In a case study involving a mortgage broker, PPC was infused into the marketing plans by a marketing firm that typically focused solely on SEO. The marketing firm, Polar Design, linked one of four landing pages to PPC campaigns.
With subtle differences in web copy, conversation rates varied for their mortgage broker client. With testing, they found that copy for “Combination 2” performed best and converted at a rate of 16.8%.
[tweetthis]Without monitoring & testing campaigns, the company wouldn’t have known which landing page would have worked at all.[/tweetthis]
Their worst performing copy combination converted at a rate of 8.72%. Without consistently monitoring and testing each campaign, the company would not have known which landing page would have worked at all.
Polar Design also found that using medium and long-tail keyword phrases cost less per click because these phrases generated less traffic.

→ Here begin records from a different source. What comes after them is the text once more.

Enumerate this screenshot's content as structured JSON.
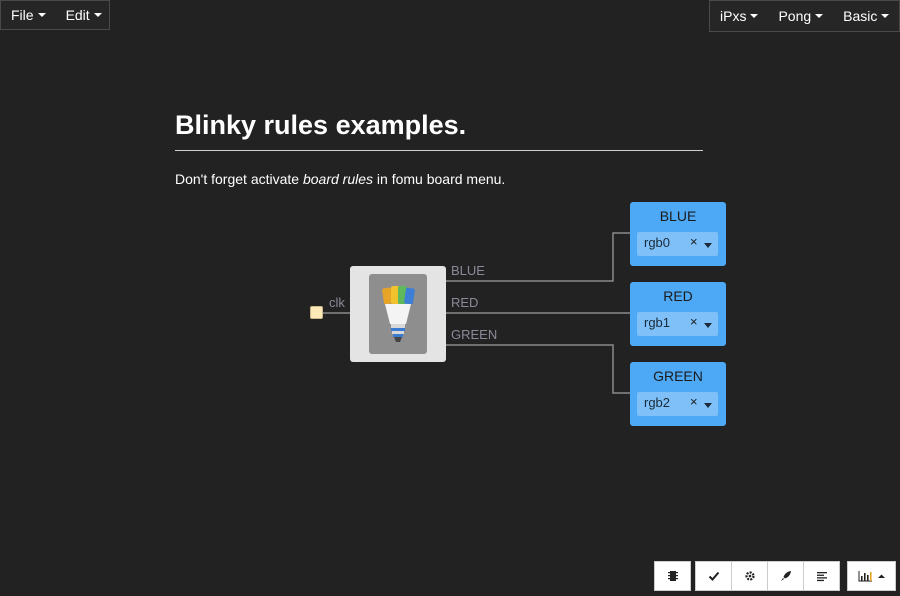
{
  "menu_left": [
    {
      "label": "File"
    },
    {
      "label": "Edit"
    }
  ],
  "menu_right": [
    {
      "label": "iPxs"
    },
    {
      "label": "Pong"
    },
    {
      "label": "Basic"
    }
  ],
  "title": "Blinky rules examples.",
  "note": {
    "before": "Don't forget activate ",
    "emph": "board rules",
    "after": " in fomu board menu."
  },
  "input": {
    "label": "clk"
  },
  "wires": [
    {
      "label": "BLUE"
    },
    {
      "label": "RED"
    },
    {
      "label": "GREEN"
    }
  ],
  "outputs": [
    {
      "title": "BLUE",
      "value": "rgb0",
      "clear": "×"
    },
    {
      "title": "RED",
      "value": "rgb1",
      "clear": "×"
    },
    {
      "title": "GREEN",
      "value": "rgb2",
      "clear": "×"
    }
  ],
  "toolbar": [
    {
      "icon": "chip-icon"
    },
    {
      "icon": "check-icon"
    },
    {
      "icon": "gear-icon"
    },
    {
      "icon": "rocket-icon"
    },
    {
      "icon": "align-left-icon"
    },
    {
      "icon": "bar-chart-icon"
    }
  ],
  "colors": {
    "background": "#222222",
    "output_block": "#4da8f5",
    "output_select": "#7ec0f7",
    "clk_port": "#fde9b8",
    "wire": "#8a8a8a"
  }
}
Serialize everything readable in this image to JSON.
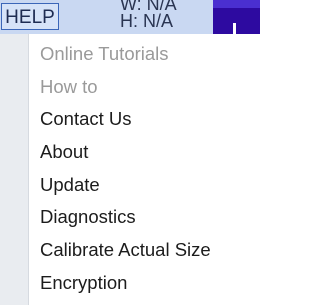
{
  "menubar": {
    "help_label": "HELP",
    "width_label": "W: N/A",
    "height_label": "H: N/A"
  },
  "dropdown": {
    "items": [
      {
        "label": "Online Tutorials",
        "enabled": false
      },
      {
        "label": "How to",
        "enabled": false
      },
      {
        "label": "Contact Us",
        "enabled": true
      },
      {
        "label": "About",
        "enabled": true
      },
      {
        "label": "Update",
        "enabled": true
      },
      {
        "label": "Diagnostics",
        "enabled": true
      },
      {
        "label": "Calibrate Actual Size",
        "enabled": true
      },
      {
        "label": "Encryption",
        "enabled": true
      }
    ]
  },
  "colors": {
    "menubar_bg": "#c9d8f2",
    "swatch": "#2d0aa0",
    "disabled_text": "#9a9a9a"
  }
}
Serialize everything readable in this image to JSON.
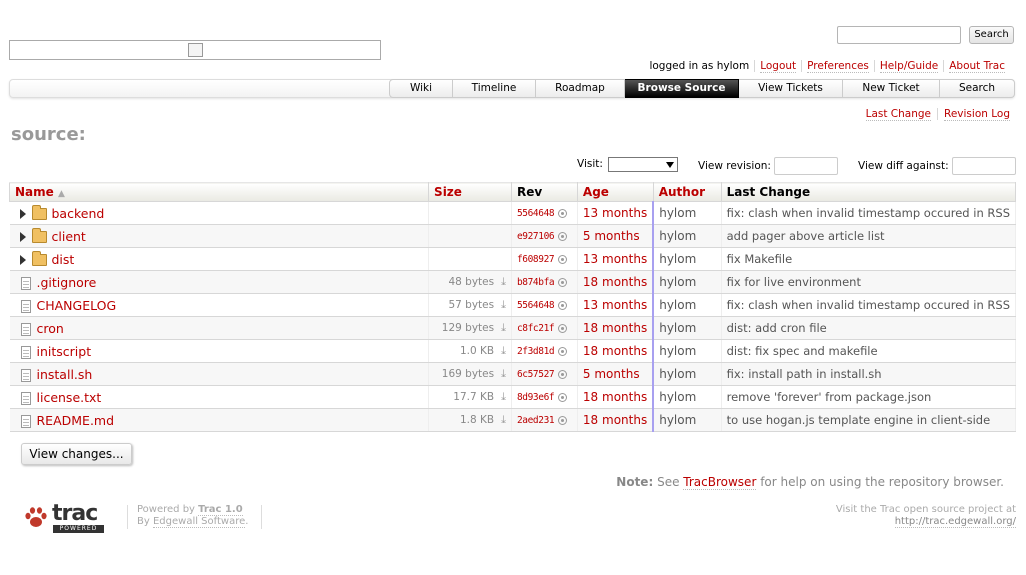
{
  "search": {
    "button_label": "Search",
    "placeholder": ""
  },
  "metanav": [
    {
      "label": "logged in as hylom",
      "link": false
    },
    {
      "label": "Logout",
      "link": true
    },
    {
      "label": "Preferences",
      "link": true
    },
    {
      "label": "Help/Guide",
      "link": true
    },
    {
      "label": "About Trac",
      "link": true
    }
  ],
  "mainnav": [
    {
      "label": "Wiki",
      "active": false
    },
    {
      "label": "Timeline",
      "active": false
    },
    {
      "label": "Roadmap",
      "active": false
    },
    {
      "label": "Browse Source",
      "active": true
    },
    {
      "label": "View Tickets",
      "active": false
    },
    {
      "label": "New Ticket",
      "active": false
    },
    {
      "label": "Search",
      "active": false
    }
  ],
  "ctxtnav": {
    "last_change": "Last Change",
    "revision_log": "Revision Log"
  },
  "page_title": "source:",
  "controls": {
    "visit_label": "Visit:",
    "visit_value": "",
    "view_revision_label": "View revision:",
    "view_diff_label": "View diff against:"
  },
  "table": {
    "headers": {
      "name": "Name",
      "size": "Size",
      "rev": "Rev",
      "age": "Age",
      "author": "Author",
      "change": "Last Change"
    },
    "sort_indicator": "▲",
    "rows": [
      {
        "type": "dir",
        "name": "backend",
        "size": "",
        "rev": "5564648",
        "age": "13 months",
        "author": "hylom",
        "change": "fix: clash when invalid timestamp occured in RSS"
      },
      {
        "type": "dir",
        "name": "client",
        "size": "",
        "rev": "e927106",
        "age": "5 months",
        "author": "hylom",
        "change": "add pager above article list"
      },
      {
        "type": "dir",
        "name": "dist",
        "size": "",
        "rev": "f608927",
        "age": "13 months",
        "author": "hylom",
        "change": "fix Makefile"
      },
      {
        "type": "file",
        "name": ".gitignore",
        "size": "48 bytes",
        "rev": "b874bfa",
        "age": "18 months",
        "author": "hylom",
        "change": "fix for live environment"
      },
      {
        "type": "file",
        "name": "CHANGELOG",
        "size": "57 bytes",
        "rev": "5564648",
        "age": "13 months",
        "author": "hylom",
        "change": "fix: clash when invalid timestamp occured in RSS"
      },
      {
        "type": "file",
        "name": "cron",
        "size": "129 bytes",
        "rev": "c8fc21f",
        "age": "18 months",
        "author": "hylom",
        "change": "dist: add cron file"
      },
      {
        "type": "file",
        "name": "initscript",
        "size": "1.0 KB",
        "rev": "2f3d81d",
        "age": "18 months",
        "author": "hylom",
        "change": "dist: fix spec and makefile"
      },
      {
        "type": "file",
        "name": "install.sh",
        "size": "169 bytes",
        "rev": "6c57527",
        "age": "5 months",
        "author": "hylom",
        "change": "fix: install path in install.sh"
      },
      {
        "type": "file",
        "name": "license.txt",
        "size": "17.7 KB",
        "rev": "8d93e6f",
        "age": "18 months",
        "author": "hylom",
        "change": "remove 'forever' from package.json"
      },
      {
        "type": "file",
        "name": "README.md",
        "size": "1.8 KB",
        "rev": "2aed231",
        "age": "18 months",
        "author": "hylom",
        "change": "to use hogan.js template engine in client-side"
      }
    ]
  },
  "view_changes_label": "View changes...",
  "help_note": {
    "note_label": "Note:",
    "see": "See",
    "link": "TracBrowser",
    "rest": "for help on using the repository browser."
  },
  "footer": {
    "logo_word": "trac",
    "logo_strip": "POWERED",
    "powered_by": "Powered by",
    "trac_version": "Trac 1.0",
    "by": "By",
    "edgewall": "Edgewall Software",
    "visit_text": "Visit the Trac open source project at",
    "visit_url": "http://trac.edgewall.org/"
  }
}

Creating a cost-effective campaign, for them, involved researching which keywords were most competitive and avoiding those that had been bid up by other companies in their industry.
PPC ads for this mortgage company ran for two months. Their highest converting ad received 383 clicks and generated 62 leads. It cost them $9.62 per lead. Their lowest performing ad cost them much more.. It only generated one lead from 137 clicks, with that one lead effectively costing them $113.81.
From this, Polar Design strongly suggests testing ad campaigns, copy, and keywords and phrases to increase conversion rates and decrease the cost per lead. From their experiment, they concluded that it was more cost effective to balance their use of PPC ads in the short-term and SEO for long-term marketing efforts.
PPC-SEO Case Study #5: Auto Parts
In another case study, sales from organic search and paid campaigns steadily increased over the course of thirteen months.
Within that time, organic sales increased over 30% while paid campaigns increased them by 68%, more than twice as much as organic search. Similarly, visits to the automotive website through organic search increased by 26%, but paid visits increased by 42%.
Although both forms of SEM increased sales, PPC campaigns resulted in more traffic and more targeted conversions.
But as this company points out, when you use both SEO and PPC, your SERP real estate becomes larger than your competitors. When you use keywords to rank for organic and paid search results, your website becomes more prominent, making it more visible to individuals searching for content you’re ranking for.
The more they see your website peppered across search results, the more likely they are to click and even trust your website more than your competitors.
[tweetthis]The more they see your website peppered across search results, the more likely they are to click and even trust it.[/tweetthis]
So, in this case, study, using both SEO and PPC led to more sales and SERP prominence.
SEO, PPC, or Both?
If you’re looking for immediate results, focus primarily on PPC ads and secondarily on SEO. Here are some key points that we covered:
- PPC requires a lot of testing and can be expensive if you don’t monitor conversions, but with a targeted plan, you can gain quick results. By setting a daily budget, you can avoid overspending if your marketing budget is modest.
- Use the same phrasing for both PPC ads and web pages to appear in search results, this raises your SERP real estate value.
- Similarly, remember that SEO and PPC feed off of one another. If a key phrase ranks well in SEO, it’ll likely perform well as a PPC campaign and vice versa.
- Lastly, consistently use PPC ad keywords on your landing page to earn a high-quality This way you’ll pay less for each keyword, and your ad will be positioned higher in search results.
Overall, you want to make the choice that works best for your company and product. Campaign success may vary by industry; company size, key terms used, and other less noticeable factors. Historically, though, successful search engine marketing will in some capacity involve both SEO and PPC.
Which SEM method has been more successful in your business, SEO or PPC?
Elna Cain is a professional writer living in Canada. She works closely with B2C and B2B businesses and has a background in marketing and psychology. She’s been featured on OptinMonster, Social Media Today, Blogging Wizard and is a Huffington Post contributor.